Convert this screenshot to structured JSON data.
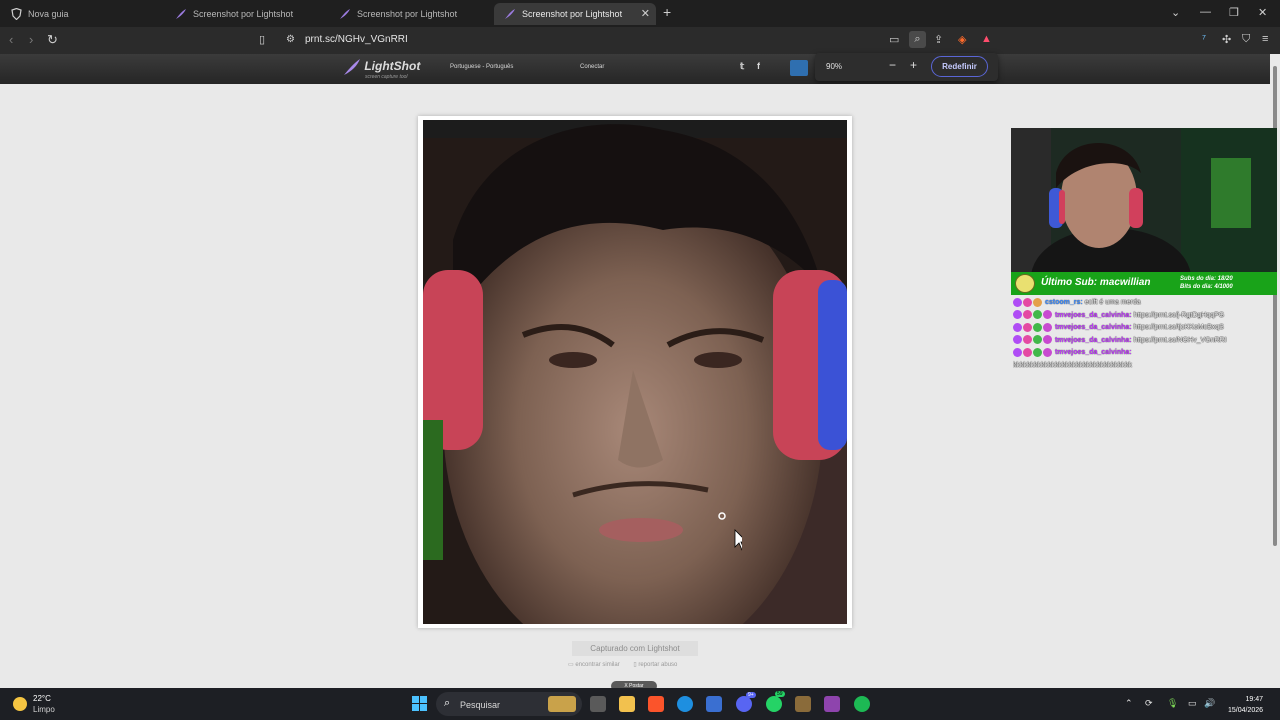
{
  "browser": {
    "tabs": [
      {
        "title": "Nova guia",
        "active": false
      },
      {
        "title": "Screenshot por Lightshot",
        "active": false
      },
      {
        "title": "Screenshot por Lightshot",
        "active": false
      },
      {
        "title": "Screenshot por Lightshot",
        "active": true
      }
    ],
    "url": "prnt.sc/NGHv_VGnRRI",
    "zoom": {
      "level": "90%",
      "minus": "−",
      "plus": "+",
      "reset_label": "Redefinir"
    }
  },
  "lightshot": {
    "logo": "LightShot",
    "logo_sub": "screen capture tool",
    "language": "Portuguese - Português",
    "connect": "Conectar",
    "social": {
      "twitter": "t",
      "facebook": "f"
    },
    "caption": "Capturado com Lightshot",
    "find_similar": "encontrar similar",
    "report_abuse": "reportar abuso",
    "poster": "X Postar"
  },
  "overlay": {
    "last_sub": "Último Sub: macwillian",
    "subs_day": "Subs do dia: 18/20",
    "bits_day": "Bits do dia: 4/1000",
    "chat": [
      {
        "user": "cstoom_rs:",
        "msg": "ecift é uma merda",
        "color": "blue"
      },
      {
        "user": "tmvejoes_da_calvinha:",
        "msg": "https://prnt.sc/j-RgtDgHqqPG",
        "color": "purple"
      },
      {
        "user": "tmvejoes_da_calvinha:",
        "msg": "https://prnt.sc/tjcKKoMcBxqS",
        "color": "purple"
      },
      {
        "user": "tmvejoes_da_calvinha:",
        "msg": "https://prnt.sc/NGHv_VGnRRI",
        "color": "purple"
      },
      {
        "user": "tmvejoes_da_calvinha:",
        "msg": "",
        "color": "purple"
      }
    ],
    "chat_tail": "kkkkkkkkkkkkkkkkkkkkkkkkkkkkkkkkkk"
  },
  "taskbar": {
    "temp": "22°C",
    "sky": "Limpo",
    "search_placeholder": "Pesquisar",
    "time": "19:47",
    "date": "15/04/2026",
    "badges": {
      "discord": "9+",
      "whatsapp": "59"
    }
  }
}
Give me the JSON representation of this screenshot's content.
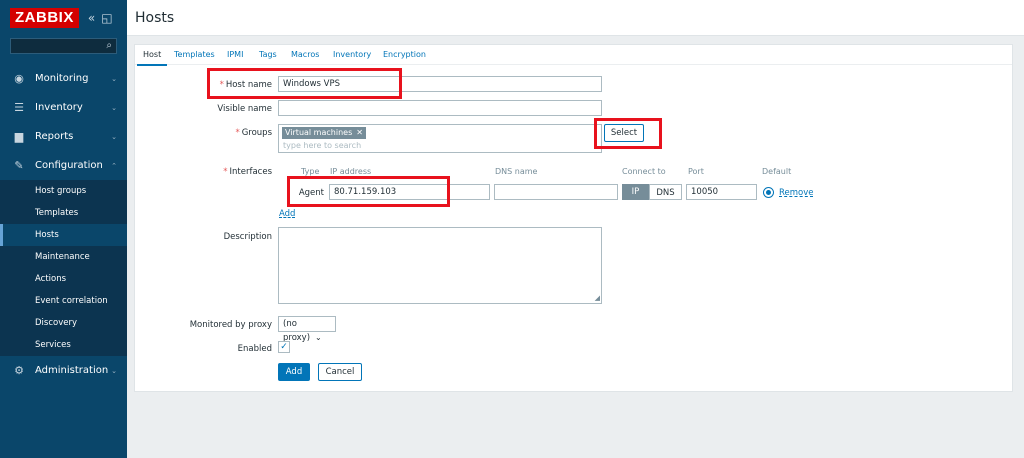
{
  "app": {
    "logo": "ZABBIX",
    "search_placeholder": ""
  },
  "sidebar": {
    "items": [
      {
        "label": "Monitoring",
        "icon": "eye-icon"
      },
      {
        "label": "Inventory",
        "icon": "list-icon"
      },
      {
        "label": "Reports",
        "icon": "bar-chart-icon"
      },
      {
        "label": "Configuration",
        "icon": "wrench-icon"
      },
      {
        "label": "Administration",
        "icon": "gear-icon"
      }
    ],
    "submenu": [
      "Host groups",
      "Templates",
      "Hosts",
      "Maintenance",
      "Actions",
      "Event correlation",
      "Discovery",
      "Services"
    ],
    "active_submenu": "Hosts"
  },
  "header": {
    "title": "Hosts"
  },
  "tabs": [
    "Host",
    "Templates",
    "IPMI",
    "Tags",
    "Macros",
    "Inventory",
    "Encryption"
  ],
  "form": {
    "host_name_label": "Host name",
    "host_name_value": "Windows VPS",
    "visible_name_label": "Visible name",
    "visible_name_value": "",
    "groups_label": "Groups",
    "group_chip": "Virtual machines",
    "groups_placeholder": "type here to search",
    "select_button": "Select",
    "interfaces_label": "Interfaces",
    "interface_headers": {
      "type": "Type",
      "ip": "IP address",
      "dns": "DNS name",
      "connect": "Connect to",
      "port": "Port",
      "default": "Default"
    },
    "interface_row": {
      "type": "Agent",
      "ip": "80.71.159.103",
      "dns": "",
      "connect_ip": "IP",
      "connect_dns": "DNS",
      "port": "10050",
      "remove": "Remove"
    },
    "add_link": "Add",
    "description_label": "Description",
    "proxy_label": "Monitored by proxy",
    "proxy_value": "(no proxy)",
    "enabled_label": "Enabled",
    "add_button": "Add",
    "cancel_button": "Cancel"
  },
  "colors": {
    "sidebar": "#0a466a",
    "accent": "#0275b8",
    "logo": "#d40000",
    "highlight": "#e8121d"
  }
}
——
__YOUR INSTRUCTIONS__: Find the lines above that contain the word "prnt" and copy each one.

__RESPONSE AREA__:
    "url": "prnt.sc/NGHv_VGnRRI",
        "msg": "https://prnt.sc/j-RgtDgHqqPG",
        "msg": "https://prnt.sc/tjcKKoMcBxqS",
        "msg": "https://prnt.sc/NGHv_VGnRRI",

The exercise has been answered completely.